The lady who suffered the humility of having her trousers torn by a politician, was nevertheless not so easy to intimidate and she reported the incident to Apac police! The Hon. Malakwang was thereafter arrested, but is out on a police bond.
As the first ‘trouser incident’ was only the first of a string of assaults, it has become clear that such leg wear carry a great deal of symbolic weight. Claiming that he is fulfilling the wishes of Won Nyaci, the Langi Supreme Cultural Leader, Hon. Malakwang’s actions – like many revolutionary or reactionary ones before – might be said to represent the negotiation of a certain transition. It does not matter so much how the Won Nyaci actually judges the wearing of trousers by women; what matters is that the Won Nyaci represents the weight of tradition.
Many developments in Africa have been described within the dichotomous paradigm of tradition-modernity, and most of them have been pretty unhelpful, describing all that Africa is not and failing to understand what is. But The Trouser Incidents of Apac are so obviously, to me at least, about a transition from a patriarchal society which defined a ‘Good Langi Woman’ in terms of subservience, modesty, domesticity and motherhood, to a patriarchal society where women are relatively more independent: educated and earning an income while still mothers.
Trousers symbolised also in Europe all the masculine values of strength, intelligence and independence; and were therefore out of bounds for women. Karen Blixen, whose conditions of life on her farm in Kenya had made her a very independent and atypical woman, reflects upon the changing role of women in Europe in a letter to her mother in 1924:
I would like nothing but to become subservient to a Man whom I admire, but for a Pair of Trousers in themselves I do not harbour any holy Awe, and I think that it is good that they, like Geizler’s Hat, have come off their high Ground. They were perhaps once a holy Symbol, and that was perhaps happier and better Times, but now – nobody knows any more what it was they once symbolised.
(Letters from Africa 1914-1931, p. 241)
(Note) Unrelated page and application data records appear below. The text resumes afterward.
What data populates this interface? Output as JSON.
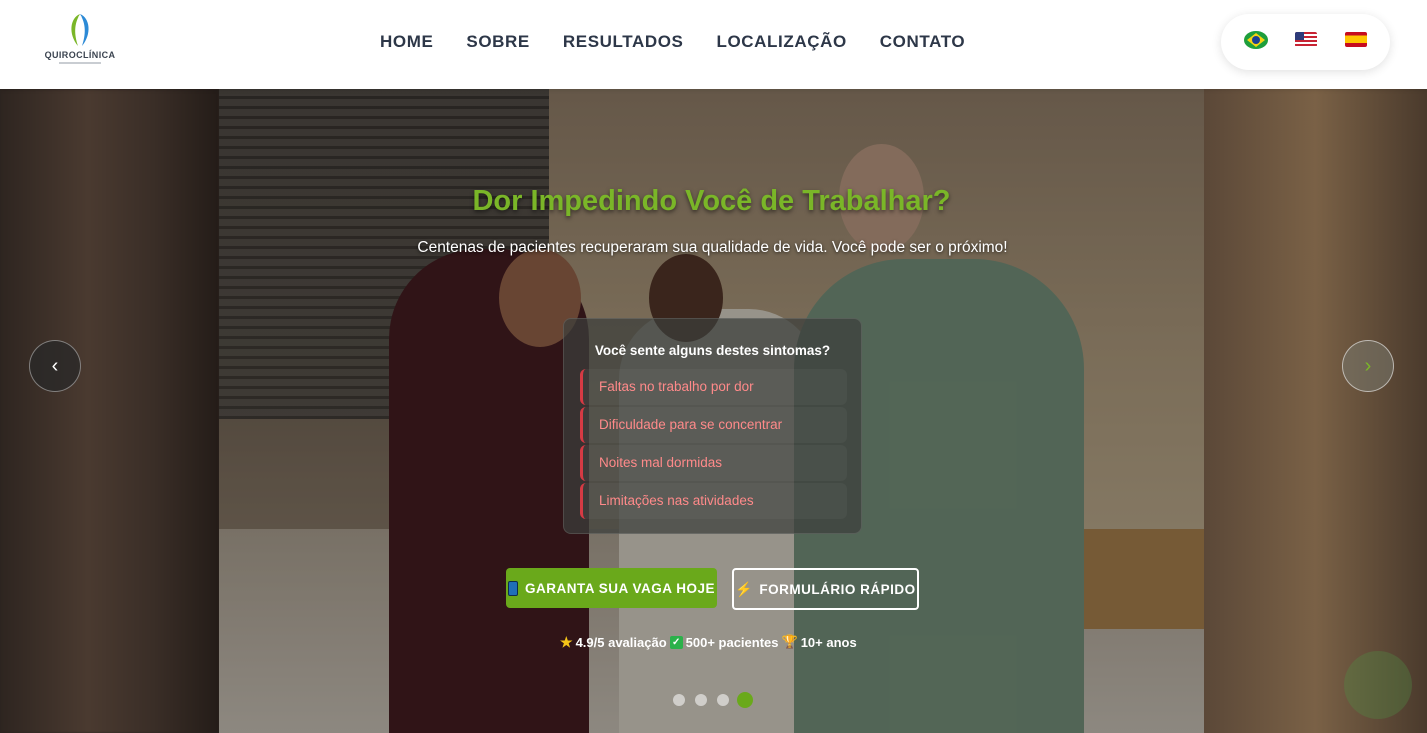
{
  "header": {
    "logo": {
      "text": "QUIROCLÍNICA"
    },
    "nav": [
      {
        "label": "HOME"
      },
      {
        "label": "SOBRE"
      },
      {
        "label": "RESULTADOS"
      },
      {
        "label": "LOCALIZAÇÃO"
      },
      {
        "label": "CONTATO"
      }
    ],
    "languages": [
      {
        "icon": "flag-brazil-icon"
      },
      {
        "icon": "flag-usa-icon"
      },
      {
        "icon": "flag-spain-icon"
      }
    ]
  },
  "hero": {
    "title": "Dor Impedindo Você de Trabalhar?",
    "subtitle": "Centenas de pacientes recuperaram sua qualidade de vida. Você pode ser o próximo!",
    "symptoms": {
      "title": "Você sente alguns destes sintomas?",
      "items": [
        {
          "label": "Faltas no trabalho por dor"
        },
        {
          "label": "Dificuldade para se concentrar"
        },
        {
          "label": "Noites mal dormidas"
        },
        {
          "label": "Limitações nas atividades"
        }
      ]
    },
    "primary_button": {
      "label": "GARANTA SUA VAGA HOJE",
      "icon": "phone-icon"
    },
    "secondary_button": {
      "label": "FORMULÁRIO RÁPIDO",
      "icon": "lightning-icon"
    },
    "stats": {
      "rating": "4.9/5 avaliação",
      "patients": "500+ pacientes",
      "years": "10+ anos"
    },
    "carousel": {
      "slide_count": 4,
      "active_slide": 4
    },
    "prev_arrow": "‹",
    "next_arrow": "›"
  },
  "colors": {
    "accent_green": "#6aa91b",
    "title_green": "#7ab628",
    "symptom_red": "#d63a44",
    "symptom_text": "#ff8a8a",
    "nav_text": "#2d3748"
  }
}
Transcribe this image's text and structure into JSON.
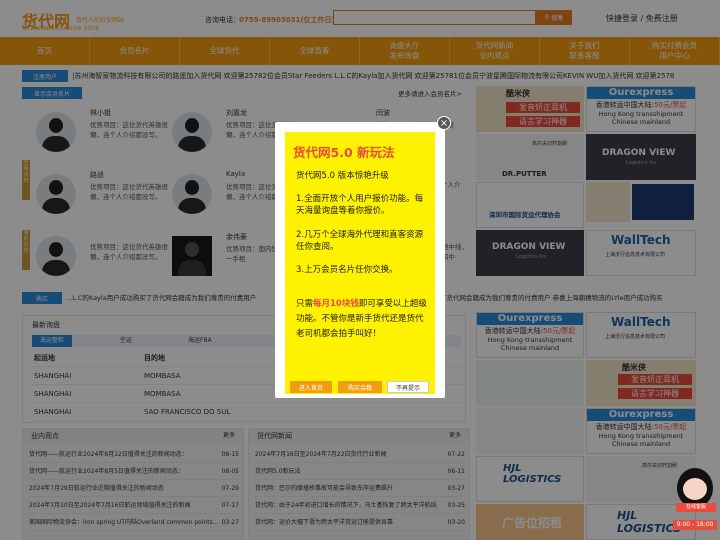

Trousers – ‘once a holy Symbol’ – had come off the pedestal in Europe, as women became more economically independent. During the First World War, hundreds of thousands of women had to earn a living independently of their husbands, conscripted or dead. In that context, and in the context of the next world war, it was difficult for the men to resist this development. But in Apac, it is being fought: with scissors. And, perhaps, in court.